Why so low near Olympia?  Because fog held in all day there (see satellite image on Saturday afternoon)

Today, low fog is extensive over Puget Sound and eastern WA is all fogged in.  The great irony of eastern Washington:  so sunny during the warm part of the year, but a fog bowl during mid-winter, particularly when high pressure is around.

You want to get warmer and see sun?....take a hike to the top of a local peak or head to one of the higher hills east of Seattle.  Here is an photo from Peter Benda, who lives at around 1000 ft on the Eastside.  Nice and sunny up there.

Sick of cold air, fog, and lack of rain?...don't worry.  Everything changes on Monday as we switch back to clouds, warmer temps, and rain.  Normality.


And don't forget saving our local radio station KPLU.  As I described in previous blogs, we can save KPLU if listeners will tell UW to stop the acquisition and give KPLU a chance to purchase its freedom from PLU.  Why should UW kill a popular local public radio station?


lhsouthern said...

There is so much frozen fog here in Chehalis that it looks like it snowed!!!!

a progressive crank said...

I saw some of this yesterday when my son and I drove up to Denny Creek. It was worse on the freeways than in town, from what we saw. One car spun the wrong way in I-90 in Bellevue. A minute or two later, we hit a patch of ice but the loss of control was momentary. Then we saw two cars on opposite sides of the eastbound that looked like they had met by accident. I'm just glad the side winds were not along the same stretch or it would have been ugly. Still icy in the shaded parts when we came back mid-afternoon.

tracksdc89 said...

Thank heaven it's changing finally; today is FREEZING COLD - hopefully the last of this rainless, cold stretch.

Clark said...

Tell me about, I road my bike from Shoreline to Snohomish today.
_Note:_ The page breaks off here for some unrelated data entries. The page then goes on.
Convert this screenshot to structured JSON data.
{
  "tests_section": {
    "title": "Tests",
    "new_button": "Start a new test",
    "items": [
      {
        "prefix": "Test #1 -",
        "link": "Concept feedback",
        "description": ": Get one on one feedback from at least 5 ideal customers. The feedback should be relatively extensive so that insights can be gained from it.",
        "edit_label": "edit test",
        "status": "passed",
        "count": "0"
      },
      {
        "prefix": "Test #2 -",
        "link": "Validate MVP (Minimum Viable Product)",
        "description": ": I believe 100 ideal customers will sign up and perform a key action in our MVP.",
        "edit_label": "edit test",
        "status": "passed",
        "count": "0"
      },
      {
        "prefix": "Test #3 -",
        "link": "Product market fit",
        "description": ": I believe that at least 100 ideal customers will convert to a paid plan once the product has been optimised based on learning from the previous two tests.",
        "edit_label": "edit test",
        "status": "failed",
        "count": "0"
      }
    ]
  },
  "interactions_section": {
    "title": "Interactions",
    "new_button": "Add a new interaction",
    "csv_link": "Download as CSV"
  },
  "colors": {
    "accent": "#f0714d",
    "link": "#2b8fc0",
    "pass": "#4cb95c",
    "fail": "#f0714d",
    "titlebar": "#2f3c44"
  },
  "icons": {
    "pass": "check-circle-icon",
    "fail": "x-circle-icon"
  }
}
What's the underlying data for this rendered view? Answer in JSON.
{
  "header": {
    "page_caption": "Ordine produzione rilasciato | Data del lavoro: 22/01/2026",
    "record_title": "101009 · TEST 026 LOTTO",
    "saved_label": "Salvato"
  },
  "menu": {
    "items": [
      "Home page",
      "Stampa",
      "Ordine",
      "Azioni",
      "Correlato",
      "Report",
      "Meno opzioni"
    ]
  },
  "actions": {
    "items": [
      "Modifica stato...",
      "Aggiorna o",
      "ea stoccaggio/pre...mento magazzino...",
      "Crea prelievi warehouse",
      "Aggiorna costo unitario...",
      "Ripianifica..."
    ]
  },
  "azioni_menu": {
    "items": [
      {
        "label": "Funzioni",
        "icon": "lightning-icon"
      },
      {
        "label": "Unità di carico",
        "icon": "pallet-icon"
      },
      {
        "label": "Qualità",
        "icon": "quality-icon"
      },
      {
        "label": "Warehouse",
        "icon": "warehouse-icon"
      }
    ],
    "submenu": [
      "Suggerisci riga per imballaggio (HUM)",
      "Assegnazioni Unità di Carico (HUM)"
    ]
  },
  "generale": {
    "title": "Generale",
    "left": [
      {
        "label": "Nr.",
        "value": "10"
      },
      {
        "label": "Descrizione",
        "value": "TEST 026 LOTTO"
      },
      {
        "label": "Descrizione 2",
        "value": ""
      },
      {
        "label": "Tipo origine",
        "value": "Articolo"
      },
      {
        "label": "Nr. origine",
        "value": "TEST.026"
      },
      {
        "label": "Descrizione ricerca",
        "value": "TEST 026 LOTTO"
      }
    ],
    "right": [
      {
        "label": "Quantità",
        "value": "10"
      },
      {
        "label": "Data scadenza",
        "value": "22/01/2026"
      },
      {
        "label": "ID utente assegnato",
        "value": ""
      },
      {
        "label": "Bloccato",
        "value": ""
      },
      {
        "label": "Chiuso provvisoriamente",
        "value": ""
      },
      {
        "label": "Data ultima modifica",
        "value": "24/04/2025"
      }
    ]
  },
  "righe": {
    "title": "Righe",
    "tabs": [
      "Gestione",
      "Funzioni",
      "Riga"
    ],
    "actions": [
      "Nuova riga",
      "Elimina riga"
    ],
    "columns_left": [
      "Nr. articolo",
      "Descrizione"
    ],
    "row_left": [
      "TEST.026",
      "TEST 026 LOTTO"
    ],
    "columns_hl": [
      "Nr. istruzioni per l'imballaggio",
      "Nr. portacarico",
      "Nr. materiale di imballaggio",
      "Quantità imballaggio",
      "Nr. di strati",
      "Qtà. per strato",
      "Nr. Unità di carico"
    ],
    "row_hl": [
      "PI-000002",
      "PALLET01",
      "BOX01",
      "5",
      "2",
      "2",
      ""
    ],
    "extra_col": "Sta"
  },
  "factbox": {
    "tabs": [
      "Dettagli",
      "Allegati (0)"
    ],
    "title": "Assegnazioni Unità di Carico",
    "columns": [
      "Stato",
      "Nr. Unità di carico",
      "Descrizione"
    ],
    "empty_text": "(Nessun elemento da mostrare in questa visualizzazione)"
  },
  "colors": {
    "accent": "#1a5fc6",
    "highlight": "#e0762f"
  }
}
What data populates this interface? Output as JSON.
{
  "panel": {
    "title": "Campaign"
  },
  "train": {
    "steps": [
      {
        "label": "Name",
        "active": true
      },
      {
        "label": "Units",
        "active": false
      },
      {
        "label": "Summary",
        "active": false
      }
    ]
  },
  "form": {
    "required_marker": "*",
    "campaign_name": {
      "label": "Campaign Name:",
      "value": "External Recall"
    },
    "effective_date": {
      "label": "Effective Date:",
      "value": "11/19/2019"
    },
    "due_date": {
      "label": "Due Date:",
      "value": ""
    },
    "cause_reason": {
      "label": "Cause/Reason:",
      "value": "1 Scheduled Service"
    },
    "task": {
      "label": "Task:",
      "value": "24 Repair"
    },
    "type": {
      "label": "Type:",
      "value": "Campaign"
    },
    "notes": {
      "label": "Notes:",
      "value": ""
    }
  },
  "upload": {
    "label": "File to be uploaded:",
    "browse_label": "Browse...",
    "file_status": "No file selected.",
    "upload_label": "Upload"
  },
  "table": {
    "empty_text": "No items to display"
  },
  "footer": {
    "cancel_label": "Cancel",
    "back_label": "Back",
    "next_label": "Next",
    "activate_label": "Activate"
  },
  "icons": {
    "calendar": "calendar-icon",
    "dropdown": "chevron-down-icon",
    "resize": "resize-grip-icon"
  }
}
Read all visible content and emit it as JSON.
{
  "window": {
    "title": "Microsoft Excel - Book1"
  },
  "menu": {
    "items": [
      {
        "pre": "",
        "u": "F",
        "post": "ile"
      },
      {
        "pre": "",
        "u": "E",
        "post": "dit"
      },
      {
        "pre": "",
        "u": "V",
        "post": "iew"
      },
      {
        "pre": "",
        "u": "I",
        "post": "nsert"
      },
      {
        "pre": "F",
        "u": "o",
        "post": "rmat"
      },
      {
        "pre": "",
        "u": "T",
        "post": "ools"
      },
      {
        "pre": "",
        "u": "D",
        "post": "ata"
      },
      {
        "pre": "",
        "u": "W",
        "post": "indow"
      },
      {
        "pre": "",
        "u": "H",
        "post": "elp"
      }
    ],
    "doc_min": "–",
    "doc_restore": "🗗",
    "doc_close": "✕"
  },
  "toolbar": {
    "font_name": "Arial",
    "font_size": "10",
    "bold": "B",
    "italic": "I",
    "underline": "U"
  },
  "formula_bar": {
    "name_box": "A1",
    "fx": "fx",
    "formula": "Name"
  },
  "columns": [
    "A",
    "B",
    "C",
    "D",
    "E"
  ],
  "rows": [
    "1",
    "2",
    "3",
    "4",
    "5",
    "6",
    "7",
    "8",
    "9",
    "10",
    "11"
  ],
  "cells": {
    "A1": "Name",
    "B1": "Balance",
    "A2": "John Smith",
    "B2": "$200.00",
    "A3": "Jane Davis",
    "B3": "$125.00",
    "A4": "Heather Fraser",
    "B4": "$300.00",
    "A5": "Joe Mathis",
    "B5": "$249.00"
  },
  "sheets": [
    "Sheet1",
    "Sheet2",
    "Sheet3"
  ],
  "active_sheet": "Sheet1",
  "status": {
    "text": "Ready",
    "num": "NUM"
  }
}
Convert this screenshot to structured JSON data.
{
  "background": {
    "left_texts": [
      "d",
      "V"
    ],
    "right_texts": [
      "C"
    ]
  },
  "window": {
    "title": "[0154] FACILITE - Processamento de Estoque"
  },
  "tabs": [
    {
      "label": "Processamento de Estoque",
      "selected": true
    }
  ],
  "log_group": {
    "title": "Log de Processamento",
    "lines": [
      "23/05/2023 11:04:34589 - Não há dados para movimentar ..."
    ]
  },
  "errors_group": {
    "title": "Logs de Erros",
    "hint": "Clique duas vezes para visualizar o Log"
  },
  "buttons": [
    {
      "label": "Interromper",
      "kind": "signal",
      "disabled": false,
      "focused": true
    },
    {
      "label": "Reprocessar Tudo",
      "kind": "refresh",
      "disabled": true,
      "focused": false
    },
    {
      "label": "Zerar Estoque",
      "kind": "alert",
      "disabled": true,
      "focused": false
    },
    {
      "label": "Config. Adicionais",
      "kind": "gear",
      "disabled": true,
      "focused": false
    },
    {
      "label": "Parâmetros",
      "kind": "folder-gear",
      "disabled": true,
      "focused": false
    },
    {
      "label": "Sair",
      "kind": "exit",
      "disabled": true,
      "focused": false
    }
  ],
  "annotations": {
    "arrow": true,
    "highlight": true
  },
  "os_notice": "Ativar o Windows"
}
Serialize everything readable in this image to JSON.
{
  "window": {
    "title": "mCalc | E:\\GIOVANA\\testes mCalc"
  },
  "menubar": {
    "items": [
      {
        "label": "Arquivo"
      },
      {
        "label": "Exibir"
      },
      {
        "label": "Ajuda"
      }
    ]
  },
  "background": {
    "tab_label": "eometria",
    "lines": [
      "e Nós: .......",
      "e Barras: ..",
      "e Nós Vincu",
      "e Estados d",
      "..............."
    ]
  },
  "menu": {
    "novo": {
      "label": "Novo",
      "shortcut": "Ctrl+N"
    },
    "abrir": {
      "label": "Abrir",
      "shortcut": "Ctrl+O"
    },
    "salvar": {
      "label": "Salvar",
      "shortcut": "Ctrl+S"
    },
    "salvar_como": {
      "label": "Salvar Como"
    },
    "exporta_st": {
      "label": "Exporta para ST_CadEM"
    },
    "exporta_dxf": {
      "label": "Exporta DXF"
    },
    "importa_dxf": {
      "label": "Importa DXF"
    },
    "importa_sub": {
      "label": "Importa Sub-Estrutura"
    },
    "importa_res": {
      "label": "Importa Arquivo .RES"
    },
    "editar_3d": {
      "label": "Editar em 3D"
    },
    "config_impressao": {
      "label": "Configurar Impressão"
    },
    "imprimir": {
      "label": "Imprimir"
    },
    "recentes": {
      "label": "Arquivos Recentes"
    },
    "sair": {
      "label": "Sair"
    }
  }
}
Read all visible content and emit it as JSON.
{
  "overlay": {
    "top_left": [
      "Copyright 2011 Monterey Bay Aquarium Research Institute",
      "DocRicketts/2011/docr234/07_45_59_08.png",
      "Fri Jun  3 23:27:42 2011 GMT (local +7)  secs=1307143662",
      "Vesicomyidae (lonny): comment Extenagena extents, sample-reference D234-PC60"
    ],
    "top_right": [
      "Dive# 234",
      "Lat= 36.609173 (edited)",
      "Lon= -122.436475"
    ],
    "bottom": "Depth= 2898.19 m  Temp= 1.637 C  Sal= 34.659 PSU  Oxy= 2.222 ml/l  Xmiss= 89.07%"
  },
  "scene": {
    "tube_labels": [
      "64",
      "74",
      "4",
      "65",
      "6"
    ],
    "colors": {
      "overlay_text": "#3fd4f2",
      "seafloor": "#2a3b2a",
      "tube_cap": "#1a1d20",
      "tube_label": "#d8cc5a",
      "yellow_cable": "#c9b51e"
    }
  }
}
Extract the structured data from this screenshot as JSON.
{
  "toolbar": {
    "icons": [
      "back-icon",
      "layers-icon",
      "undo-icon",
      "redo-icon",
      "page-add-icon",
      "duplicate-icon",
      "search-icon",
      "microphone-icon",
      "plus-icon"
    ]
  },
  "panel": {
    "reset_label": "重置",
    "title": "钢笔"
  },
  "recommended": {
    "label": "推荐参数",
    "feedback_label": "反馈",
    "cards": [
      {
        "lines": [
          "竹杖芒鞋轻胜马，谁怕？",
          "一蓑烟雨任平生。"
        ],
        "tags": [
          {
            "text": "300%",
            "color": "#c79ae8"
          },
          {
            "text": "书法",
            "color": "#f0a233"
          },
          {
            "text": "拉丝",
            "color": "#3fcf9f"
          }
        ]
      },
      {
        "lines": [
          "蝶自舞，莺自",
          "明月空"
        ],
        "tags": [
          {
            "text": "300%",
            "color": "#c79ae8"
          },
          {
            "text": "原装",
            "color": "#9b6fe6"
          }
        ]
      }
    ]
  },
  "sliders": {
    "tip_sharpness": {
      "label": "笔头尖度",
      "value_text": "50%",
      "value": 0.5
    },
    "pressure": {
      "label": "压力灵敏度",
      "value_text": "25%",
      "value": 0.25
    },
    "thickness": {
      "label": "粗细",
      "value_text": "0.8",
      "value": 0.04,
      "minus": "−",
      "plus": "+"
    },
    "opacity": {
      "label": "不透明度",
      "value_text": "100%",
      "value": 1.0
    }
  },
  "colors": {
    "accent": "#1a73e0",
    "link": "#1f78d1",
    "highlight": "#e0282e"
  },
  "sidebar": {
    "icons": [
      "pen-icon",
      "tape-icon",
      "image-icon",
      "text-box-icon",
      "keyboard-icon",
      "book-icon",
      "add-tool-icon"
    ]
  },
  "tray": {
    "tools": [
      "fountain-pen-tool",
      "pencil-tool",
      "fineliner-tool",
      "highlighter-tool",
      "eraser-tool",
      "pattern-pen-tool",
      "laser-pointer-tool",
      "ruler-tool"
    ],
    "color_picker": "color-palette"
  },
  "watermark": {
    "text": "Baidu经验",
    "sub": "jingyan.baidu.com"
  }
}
I was cussing myself all the way there.

Pouncy said...

A couple runners at the marathon fell on the icy express lanes - I slid a good three feet myself.

ryamkajr said...

"Just saying it is scary.
Black ice just sneaks up on you. Robbing you of gravity!"

Gpacharlie said...

Hi Cliff,
There is a low forming off of Oregon. Where is it going and will it bring wind?

Dixon Gifford said...


I am interested to learn how much of this inversion was forecast and the subsequent data available to cities and WSDOT prior to the weekend r.e Black Ice issues? I ask this because there was a complete lack of preparation.

This morning I saw 3 vehicles spun off into ditches on I-90 E at the Issaquah Exit as the entire roadway was untreated. Later this evening the sidewalks in Redmond became a sheet of ice, no salting, nothing proactive at all. Not sure how the elderly or disable are supposed to manage, the city doesn't care that is for certain.

In contrast I drove to Cle Elum today and upon each curve in the road there exists a mass of salt and grit to aid in traction, sidewalks are sanded, clearly someone is thinking East of the crest. In all seriousness there is no excuse and city leaders must be held accountable for their lack of preparation if this data was available to them.

I am certain that many injuries and even a death could have perhaps been prevented this weekend. It doesn't take a rocket scientist to know that untreated roads and sidewalks result in serious accidents.

Charles Vigneron said...

When I was a young lad in Walla Walla I do not remember the long duration of foggy days we now experience. Lakes have been created on the Columbia & Snake Rivers in my lifetime. My father remembered, when a boy, in late season when their flow was much reduced. I think its foggier more winters now than six decades ago but I've no data.

Have these lakes changed local conditions in Eastern Washington?